**Task description:** In the entries below, every line with the string "notes" is to be reported.

**Records supplied:**
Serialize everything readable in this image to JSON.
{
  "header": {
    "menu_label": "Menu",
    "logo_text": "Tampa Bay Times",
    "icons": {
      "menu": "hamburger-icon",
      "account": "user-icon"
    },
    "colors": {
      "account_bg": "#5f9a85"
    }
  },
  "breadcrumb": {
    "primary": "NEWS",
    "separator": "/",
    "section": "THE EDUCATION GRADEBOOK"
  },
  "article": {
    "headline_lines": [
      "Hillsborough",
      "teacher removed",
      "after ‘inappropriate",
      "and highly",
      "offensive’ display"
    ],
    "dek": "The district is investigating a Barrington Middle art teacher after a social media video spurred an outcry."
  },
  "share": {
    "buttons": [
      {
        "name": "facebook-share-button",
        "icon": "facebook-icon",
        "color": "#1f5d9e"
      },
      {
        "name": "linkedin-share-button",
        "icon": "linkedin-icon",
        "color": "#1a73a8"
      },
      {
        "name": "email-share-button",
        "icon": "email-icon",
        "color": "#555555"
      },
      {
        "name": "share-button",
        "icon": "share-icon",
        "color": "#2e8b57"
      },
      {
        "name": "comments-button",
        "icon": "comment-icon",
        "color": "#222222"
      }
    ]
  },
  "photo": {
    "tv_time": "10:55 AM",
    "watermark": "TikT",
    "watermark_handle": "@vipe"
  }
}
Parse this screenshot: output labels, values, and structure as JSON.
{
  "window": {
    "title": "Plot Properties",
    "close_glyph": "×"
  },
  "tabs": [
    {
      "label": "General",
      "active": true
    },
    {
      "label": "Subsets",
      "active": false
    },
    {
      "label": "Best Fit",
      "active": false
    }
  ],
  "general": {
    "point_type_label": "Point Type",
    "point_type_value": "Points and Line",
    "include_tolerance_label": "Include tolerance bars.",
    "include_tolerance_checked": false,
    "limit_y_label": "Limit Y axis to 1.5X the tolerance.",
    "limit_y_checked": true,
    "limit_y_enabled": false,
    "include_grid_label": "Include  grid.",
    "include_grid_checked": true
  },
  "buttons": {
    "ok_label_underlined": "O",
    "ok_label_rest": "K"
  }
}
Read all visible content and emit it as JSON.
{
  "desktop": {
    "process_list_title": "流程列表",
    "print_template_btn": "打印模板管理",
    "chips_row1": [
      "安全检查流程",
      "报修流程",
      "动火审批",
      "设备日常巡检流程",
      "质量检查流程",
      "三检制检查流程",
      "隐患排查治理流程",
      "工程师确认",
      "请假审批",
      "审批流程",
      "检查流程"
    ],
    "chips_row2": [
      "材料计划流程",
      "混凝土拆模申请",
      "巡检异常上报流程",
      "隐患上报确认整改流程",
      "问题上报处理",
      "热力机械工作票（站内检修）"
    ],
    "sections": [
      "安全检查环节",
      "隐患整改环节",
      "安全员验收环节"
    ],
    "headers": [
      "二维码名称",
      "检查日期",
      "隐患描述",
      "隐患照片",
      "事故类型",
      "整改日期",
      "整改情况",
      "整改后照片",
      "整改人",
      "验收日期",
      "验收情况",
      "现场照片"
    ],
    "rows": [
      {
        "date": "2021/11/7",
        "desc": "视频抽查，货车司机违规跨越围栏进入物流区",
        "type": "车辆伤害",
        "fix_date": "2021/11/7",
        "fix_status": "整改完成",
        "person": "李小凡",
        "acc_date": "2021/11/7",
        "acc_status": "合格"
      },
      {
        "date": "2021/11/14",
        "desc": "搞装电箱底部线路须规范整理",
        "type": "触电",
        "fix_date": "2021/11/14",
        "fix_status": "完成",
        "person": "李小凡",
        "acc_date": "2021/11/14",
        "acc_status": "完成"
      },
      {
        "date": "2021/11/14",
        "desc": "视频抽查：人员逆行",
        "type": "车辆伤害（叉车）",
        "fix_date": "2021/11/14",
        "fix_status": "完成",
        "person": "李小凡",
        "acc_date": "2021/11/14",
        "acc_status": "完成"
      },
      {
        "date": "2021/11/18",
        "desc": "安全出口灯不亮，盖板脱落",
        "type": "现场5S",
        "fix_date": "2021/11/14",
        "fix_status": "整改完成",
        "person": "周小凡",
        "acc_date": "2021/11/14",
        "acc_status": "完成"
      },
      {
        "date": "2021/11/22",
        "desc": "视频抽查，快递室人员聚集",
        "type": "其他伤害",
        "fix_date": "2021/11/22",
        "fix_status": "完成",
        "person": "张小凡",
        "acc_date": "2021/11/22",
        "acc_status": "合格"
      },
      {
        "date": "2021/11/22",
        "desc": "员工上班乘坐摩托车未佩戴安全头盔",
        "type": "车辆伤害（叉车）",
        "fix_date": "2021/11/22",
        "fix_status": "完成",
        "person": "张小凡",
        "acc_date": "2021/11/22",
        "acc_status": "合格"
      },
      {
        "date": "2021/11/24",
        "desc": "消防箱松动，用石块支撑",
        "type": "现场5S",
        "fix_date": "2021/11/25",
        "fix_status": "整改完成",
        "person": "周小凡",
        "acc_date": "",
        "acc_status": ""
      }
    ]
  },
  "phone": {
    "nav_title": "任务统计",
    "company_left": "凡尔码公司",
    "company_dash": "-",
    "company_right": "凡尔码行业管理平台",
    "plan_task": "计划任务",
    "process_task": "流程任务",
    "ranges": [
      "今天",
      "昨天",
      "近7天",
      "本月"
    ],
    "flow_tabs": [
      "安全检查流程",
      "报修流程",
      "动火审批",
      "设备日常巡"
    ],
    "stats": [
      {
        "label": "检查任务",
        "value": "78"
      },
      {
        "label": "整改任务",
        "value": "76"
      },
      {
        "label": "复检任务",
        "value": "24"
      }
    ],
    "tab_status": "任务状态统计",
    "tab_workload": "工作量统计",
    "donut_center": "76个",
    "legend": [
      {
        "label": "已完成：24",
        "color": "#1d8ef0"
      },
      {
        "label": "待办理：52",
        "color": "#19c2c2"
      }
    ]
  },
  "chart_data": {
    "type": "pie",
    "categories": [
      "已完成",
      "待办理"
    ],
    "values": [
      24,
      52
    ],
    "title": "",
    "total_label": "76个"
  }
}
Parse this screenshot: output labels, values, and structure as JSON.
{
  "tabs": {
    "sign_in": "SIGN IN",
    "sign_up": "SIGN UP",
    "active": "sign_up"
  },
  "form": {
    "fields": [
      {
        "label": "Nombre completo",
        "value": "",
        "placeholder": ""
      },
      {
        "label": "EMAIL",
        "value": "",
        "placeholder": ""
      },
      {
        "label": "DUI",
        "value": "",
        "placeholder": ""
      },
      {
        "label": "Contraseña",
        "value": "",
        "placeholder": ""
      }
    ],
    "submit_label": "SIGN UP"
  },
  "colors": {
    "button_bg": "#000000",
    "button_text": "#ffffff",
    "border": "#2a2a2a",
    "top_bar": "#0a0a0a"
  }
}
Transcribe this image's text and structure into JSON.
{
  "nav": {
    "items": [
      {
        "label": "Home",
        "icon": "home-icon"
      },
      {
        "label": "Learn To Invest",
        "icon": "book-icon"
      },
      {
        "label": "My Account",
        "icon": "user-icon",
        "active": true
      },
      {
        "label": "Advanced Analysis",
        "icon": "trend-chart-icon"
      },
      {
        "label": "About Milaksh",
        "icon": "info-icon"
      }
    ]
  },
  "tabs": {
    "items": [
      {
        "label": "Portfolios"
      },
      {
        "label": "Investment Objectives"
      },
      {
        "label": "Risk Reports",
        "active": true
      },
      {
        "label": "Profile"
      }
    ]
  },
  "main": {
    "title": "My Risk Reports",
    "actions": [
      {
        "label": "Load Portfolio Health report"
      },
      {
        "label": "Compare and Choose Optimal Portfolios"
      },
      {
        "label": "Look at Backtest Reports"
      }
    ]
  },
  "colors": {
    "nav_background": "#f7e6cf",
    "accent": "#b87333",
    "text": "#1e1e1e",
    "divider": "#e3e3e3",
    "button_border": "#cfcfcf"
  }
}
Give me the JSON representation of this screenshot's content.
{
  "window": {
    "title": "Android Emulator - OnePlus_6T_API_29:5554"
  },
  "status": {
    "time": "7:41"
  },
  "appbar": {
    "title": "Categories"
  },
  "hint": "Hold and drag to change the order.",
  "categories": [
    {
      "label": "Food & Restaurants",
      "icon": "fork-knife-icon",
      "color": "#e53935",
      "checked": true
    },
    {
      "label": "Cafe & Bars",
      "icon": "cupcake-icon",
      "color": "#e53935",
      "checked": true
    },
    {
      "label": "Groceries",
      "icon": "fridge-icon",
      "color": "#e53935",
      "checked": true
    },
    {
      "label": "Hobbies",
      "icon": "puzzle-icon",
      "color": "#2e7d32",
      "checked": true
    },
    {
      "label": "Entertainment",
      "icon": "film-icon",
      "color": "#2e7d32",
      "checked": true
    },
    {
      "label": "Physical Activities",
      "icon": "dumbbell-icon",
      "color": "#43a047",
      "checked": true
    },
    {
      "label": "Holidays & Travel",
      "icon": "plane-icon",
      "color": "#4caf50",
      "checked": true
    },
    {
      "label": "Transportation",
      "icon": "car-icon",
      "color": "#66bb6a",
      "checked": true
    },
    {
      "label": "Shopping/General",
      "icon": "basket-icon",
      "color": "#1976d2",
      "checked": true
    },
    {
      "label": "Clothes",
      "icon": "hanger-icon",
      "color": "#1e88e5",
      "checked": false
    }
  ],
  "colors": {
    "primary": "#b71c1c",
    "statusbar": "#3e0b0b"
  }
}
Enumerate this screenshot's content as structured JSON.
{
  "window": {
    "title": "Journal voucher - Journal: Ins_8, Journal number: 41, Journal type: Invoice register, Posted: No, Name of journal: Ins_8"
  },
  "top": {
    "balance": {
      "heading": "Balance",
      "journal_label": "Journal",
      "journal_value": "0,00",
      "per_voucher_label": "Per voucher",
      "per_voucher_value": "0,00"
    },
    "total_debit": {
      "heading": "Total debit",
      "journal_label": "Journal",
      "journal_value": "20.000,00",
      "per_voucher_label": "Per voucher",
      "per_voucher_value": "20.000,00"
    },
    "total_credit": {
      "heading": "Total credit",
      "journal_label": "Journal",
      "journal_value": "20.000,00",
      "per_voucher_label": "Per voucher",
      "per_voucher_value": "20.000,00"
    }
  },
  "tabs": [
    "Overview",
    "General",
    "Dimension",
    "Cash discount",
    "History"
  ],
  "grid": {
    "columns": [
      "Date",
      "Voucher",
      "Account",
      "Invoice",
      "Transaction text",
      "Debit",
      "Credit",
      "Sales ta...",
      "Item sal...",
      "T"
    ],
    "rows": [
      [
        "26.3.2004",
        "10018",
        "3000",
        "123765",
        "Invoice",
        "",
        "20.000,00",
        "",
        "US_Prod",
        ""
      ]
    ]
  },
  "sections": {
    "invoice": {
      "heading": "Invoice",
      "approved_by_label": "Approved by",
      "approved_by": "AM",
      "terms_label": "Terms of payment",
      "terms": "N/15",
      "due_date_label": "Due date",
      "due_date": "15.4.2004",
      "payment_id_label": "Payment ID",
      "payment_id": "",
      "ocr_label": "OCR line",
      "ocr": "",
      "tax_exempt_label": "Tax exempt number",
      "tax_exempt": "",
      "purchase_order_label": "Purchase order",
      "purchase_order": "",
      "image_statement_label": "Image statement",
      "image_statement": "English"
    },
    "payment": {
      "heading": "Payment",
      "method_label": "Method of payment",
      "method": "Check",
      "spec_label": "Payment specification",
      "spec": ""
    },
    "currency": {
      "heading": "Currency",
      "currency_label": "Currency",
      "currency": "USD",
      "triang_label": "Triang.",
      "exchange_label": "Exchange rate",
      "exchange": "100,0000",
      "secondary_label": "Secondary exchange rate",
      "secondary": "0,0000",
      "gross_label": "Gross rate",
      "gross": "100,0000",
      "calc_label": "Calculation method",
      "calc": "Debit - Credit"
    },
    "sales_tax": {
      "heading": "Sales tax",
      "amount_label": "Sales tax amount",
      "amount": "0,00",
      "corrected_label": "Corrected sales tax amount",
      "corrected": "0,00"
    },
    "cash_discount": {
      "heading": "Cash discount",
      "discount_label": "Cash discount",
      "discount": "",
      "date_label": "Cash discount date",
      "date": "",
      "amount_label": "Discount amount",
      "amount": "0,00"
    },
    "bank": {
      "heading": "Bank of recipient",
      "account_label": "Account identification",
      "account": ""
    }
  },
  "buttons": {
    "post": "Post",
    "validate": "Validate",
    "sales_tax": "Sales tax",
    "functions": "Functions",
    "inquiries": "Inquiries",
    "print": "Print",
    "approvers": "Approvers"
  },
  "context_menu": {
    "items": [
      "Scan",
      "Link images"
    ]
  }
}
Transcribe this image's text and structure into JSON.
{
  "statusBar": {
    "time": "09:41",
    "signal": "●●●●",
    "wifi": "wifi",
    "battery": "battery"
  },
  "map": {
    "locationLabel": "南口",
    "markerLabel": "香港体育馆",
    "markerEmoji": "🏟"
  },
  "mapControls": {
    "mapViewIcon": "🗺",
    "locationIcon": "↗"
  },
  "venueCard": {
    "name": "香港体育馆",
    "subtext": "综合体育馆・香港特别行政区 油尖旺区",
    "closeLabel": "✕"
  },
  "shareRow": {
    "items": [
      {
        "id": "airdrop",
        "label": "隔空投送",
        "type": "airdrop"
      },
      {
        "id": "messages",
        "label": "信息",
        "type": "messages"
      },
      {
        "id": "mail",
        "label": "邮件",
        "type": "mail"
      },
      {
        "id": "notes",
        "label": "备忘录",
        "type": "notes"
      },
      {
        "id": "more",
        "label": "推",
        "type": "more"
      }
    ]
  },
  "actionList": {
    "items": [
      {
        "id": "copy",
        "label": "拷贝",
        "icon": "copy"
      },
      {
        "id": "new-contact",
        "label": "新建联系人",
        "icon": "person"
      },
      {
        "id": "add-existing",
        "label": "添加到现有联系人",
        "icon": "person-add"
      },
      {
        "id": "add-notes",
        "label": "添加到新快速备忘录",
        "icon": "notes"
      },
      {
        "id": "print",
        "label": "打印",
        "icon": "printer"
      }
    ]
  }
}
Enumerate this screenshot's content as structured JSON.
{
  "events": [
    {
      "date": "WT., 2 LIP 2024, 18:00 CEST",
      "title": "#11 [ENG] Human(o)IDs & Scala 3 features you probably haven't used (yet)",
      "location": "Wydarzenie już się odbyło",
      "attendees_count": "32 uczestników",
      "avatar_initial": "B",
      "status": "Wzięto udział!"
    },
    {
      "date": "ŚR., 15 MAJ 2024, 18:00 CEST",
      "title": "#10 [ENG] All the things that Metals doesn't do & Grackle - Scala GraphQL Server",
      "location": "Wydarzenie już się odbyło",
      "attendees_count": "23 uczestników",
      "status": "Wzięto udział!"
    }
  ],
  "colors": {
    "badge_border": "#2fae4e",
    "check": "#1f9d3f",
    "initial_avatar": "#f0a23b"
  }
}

**Answer:**
        "id": "notes",
        "type": "notes"
        "id": "add-notes",
        "icon": "notes"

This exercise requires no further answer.